Goal of the exercise
Your answer should be the records, restated word for word.

──────── Source data ────────

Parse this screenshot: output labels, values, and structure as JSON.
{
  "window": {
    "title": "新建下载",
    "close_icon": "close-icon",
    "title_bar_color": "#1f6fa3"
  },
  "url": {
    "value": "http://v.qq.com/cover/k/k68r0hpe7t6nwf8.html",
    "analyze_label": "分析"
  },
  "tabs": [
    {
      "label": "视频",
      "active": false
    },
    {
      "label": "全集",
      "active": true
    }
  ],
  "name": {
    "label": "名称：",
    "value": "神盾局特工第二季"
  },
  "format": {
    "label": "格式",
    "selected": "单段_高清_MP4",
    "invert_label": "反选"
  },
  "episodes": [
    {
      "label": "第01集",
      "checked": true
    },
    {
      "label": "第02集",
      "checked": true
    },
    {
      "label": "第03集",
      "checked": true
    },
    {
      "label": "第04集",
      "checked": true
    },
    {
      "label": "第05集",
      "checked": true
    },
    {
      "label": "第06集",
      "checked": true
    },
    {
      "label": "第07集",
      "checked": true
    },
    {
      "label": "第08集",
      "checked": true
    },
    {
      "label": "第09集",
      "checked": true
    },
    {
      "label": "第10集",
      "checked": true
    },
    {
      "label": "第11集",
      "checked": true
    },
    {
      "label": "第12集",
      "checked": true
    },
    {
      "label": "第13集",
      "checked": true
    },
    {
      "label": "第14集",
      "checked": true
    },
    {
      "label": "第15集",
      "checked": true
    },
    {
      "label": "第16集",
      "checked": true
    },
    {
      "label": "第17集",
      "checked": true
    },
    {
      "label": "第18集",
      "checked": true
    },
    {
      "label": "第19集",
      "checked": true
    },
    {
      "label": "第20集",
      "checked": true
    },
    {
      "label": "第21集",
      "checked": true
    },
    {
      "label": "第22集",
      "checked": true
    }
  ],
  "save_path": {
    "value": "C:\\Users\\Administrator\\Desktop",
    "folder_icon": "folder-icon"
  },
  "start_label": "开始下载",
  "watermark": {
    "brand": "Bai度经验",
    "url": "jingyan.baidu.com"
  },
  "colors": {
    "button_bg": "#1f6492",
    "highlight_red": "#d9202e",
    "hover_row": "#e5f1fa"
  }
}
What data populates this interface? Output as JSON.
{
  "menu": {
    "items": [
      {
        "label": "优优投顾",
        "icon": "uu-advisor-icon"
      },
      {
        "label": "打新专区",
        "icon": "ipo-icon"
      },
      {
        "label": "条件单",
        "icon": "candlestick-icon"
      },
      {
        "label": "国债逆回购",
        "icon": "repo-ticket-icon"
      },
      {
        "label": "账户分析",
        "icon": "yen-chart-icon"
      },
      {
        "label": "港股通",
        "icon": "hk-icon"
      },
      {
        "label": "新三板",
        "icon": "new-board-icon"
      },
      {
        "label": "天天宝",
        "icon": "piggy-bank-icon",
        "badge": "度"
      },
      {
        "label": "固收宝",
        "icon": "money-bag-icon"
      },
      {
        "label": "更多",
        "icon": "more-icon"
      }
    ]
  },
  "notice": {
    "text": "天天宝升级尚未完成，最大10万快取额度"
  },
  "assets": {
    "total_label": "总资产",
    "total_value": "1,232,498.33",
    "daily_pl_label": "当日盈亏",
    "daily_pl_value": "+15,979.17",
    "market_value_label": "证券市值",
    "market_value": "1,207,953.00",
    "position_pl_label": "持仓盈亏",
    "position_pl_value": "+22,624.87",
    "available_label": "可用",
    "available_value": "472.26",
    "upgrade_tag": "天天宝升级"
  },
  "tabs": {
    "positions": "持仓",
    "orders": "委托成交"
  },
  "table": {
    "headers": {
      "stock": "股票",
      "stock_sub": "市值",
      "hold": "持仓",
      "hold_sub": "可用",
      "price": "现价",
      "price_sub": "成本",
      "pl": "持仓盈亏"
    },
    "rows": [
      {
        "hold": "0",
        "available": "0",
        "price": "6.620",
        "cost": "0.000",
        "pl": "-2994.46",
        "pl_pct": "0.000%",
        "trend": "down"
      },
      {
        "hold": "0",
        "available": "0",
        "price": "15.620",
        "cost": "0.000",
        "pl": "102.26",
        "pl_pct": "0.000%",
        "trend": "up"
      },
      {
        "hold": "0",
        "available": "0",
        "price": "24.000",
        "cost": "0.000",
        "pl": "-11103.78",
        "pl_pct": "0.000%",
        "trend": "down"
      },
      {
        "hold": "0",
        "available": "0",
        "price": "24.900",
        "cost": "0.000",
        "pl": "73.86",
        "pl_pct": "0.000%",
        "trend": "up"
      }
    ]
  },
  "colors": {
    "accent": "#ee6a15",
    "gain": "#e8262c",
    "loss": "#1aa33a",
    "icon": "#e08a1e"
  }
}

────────

Exercise response
Parse this screenshot: output labels, values, and structure as JSON.
{
  "window": {
    "title": "新建下载",
    "close_icon": "close-icon",
    "title_bar_color": "#1f6fa3"
  },
  "url": {
    "value": "http://v.qq.com/cover/k/k68r0hpe7t6nwf8.html",
    "analyze_label": "分析"
  },
  "tabs": [
    {
      "label": "视频",
      "active": false
    },
    {
      "label": "全集",
      "active": true
    }
  ],
  "name": {
    "label": "名称：",
    "value": "神盾局特工第二季"
  },
  "format": {
    "label": "格式",
    "selected": "单段_高清_MP4",
    "invert_label": "反选"
  },
  "episodes": [
    {
      "label": "第01集",
      "checked": true
    },
    {
      "label": "第02集",
      "checked": true
    },
    {
      "label": "第03集",
      "checked": true
    },
    {
      "label": "第04集",
      "checked": true
    },
    {
      "label": "第05集",
      "checked": true
    },
    {
      "label": "第06集",
      "checked": true
    },
    {
      "label": "第07集",
      "checked": true
    },
    {
      "label": "第08集",
      "checked": true
    },
    {
      "label": "第09集",
      "checked": true
    },
    {
      "label": "第10集",
      "checked": true
    },
    {
      "label": "第11集",
      "checked": true
    },
    {
      "label": "第12集",
      "checked": true
    },
    {
      "label": "第13集",
      "checked": true
    },
    {
      "label": "第14集",
      "checked": true
    },
    {
      "label": "第15集",
      "checked": true
    },
    {
      "label": "第16集",
      "checked": true
    },
    {
      "label": "第17集",
      "checked": true
    },
    {
      "label": "第18集",
      "checked": true
    },
    {
      "label": "第19集",
      "checked": true
    },
    {
      "label": "第20集",
      "checked": true
    },
    {
      "label": "第21集",
      "checked": true
    },
    {
      "label": "第22集",
      "checked": true
    }
  ],
  "save_path": {
    "value": "C:\\Users\\Administrator\\Desktop",
    "folder_icon": "folder-icon"
  },
  "start_label": "开始下载",
  "watermark": {
    "brand": "Bai度经验",
    "url": "jingyan.baidu.com"
  },
  "colors": {
    "button_bg": "#1f6492",
    "highlight_red": "#d9202e",
    "hover_row": "#e5f1fa"
  }
}
What data populates this interface? Output as JSON.
{
  "menu": {
    "items": [
      {
        "label": "优优投顾",
        "icon": "uu-advisor-icon"
      },
      {
        "label": "打新专区",
        "icon": "ipo-icon"
      },
      {
        "label": "条件单",
        "icon": "candlestick-icon"
      },
      {
        "label": "国债逆回购",
        "icon": "repo-ticket-icon"
      },
      {
        "label": "账户分析",
        "icon": "yen-chart-icon"
      },
      {
        "label": "港股通",
        "icon": "hk-icon"
      },
      {
        "label": "新三板",
        "icon": "new-board-icon"
      },
      {
        "label": "天天宝",
        "icon": "piggy-bank-icon",
        "badge": "度"
      },
      {
        "label": "固收宝",
        "icon": "money-bag-icon"
      },
      {
        "label": "更多",
        "icon": "more-icon"
      }
    ]
  },
  "notice": {
    "text": "天天宝升级尚未完成，最大10万快取额度"
  },
  "assets": {
    "total_label": "总资产",
    "total_value": "1,232,498.33",
    "daily_pl_label": "当日盈亏",
    "daily_pl_value": "+15,979.17",
    "market_value_label": "证券市值",
    "market_value": "1,207,953.00",
    "position_pl_label": "持仓盈亏",
    "position_pl_value": "+22,624.87",
    "available_label": "可用",
    "available_value": "472.26",
    "upgrade_tag": "天天宝升级"
  },
  "tabs": {
    "positions": "持仓",
    "orders": "委托成交"
  },
  "table": {
    "headers": {
      "stock": "股票",
      "stock_sub": "市值",
      "hold": "持仓",
      "hold_sub": "可用",
      "price": "现价",
      "price_sub": "成本",
      "pl": "持仓盈亏"
    },
    "rows": [
      {
        "hold": "0",
        "available": "0",
        "price": "6.620",
        "cost": "0.000",
        "pl": "-2994.46",
        "pl_pct": "0.000%",
        "trend": "down"
      },
      {
        "hold": "0",
        "available": "0",
        "price": "15.620",
        "cost": "0.000",
        "pl": "102.26",
        "pl_pct": "0.000%",
        "trend": "up"
      },
      {
        "hold": "0",
        "available": "0",
        "price": "24.000",
        "cost": "0.000",
        "pl": "-11103.78",
        "pl_pct": "0.000%",
        "trend": "down"
      },
      {
        "hold": "0",
        "available": "0",
        "price": "24.900",
        "cost": "0.000",
        "pl": "73.86",
        "pl_pct": "0.000%",
        "trend": "up"
      }
    ]
  },
  "colors": {
    "accent": "#ee6a15",
    "gain": "#e8262c",
    "loss": "#1aa33a",
    "icon": "#e08a1e"
  }
}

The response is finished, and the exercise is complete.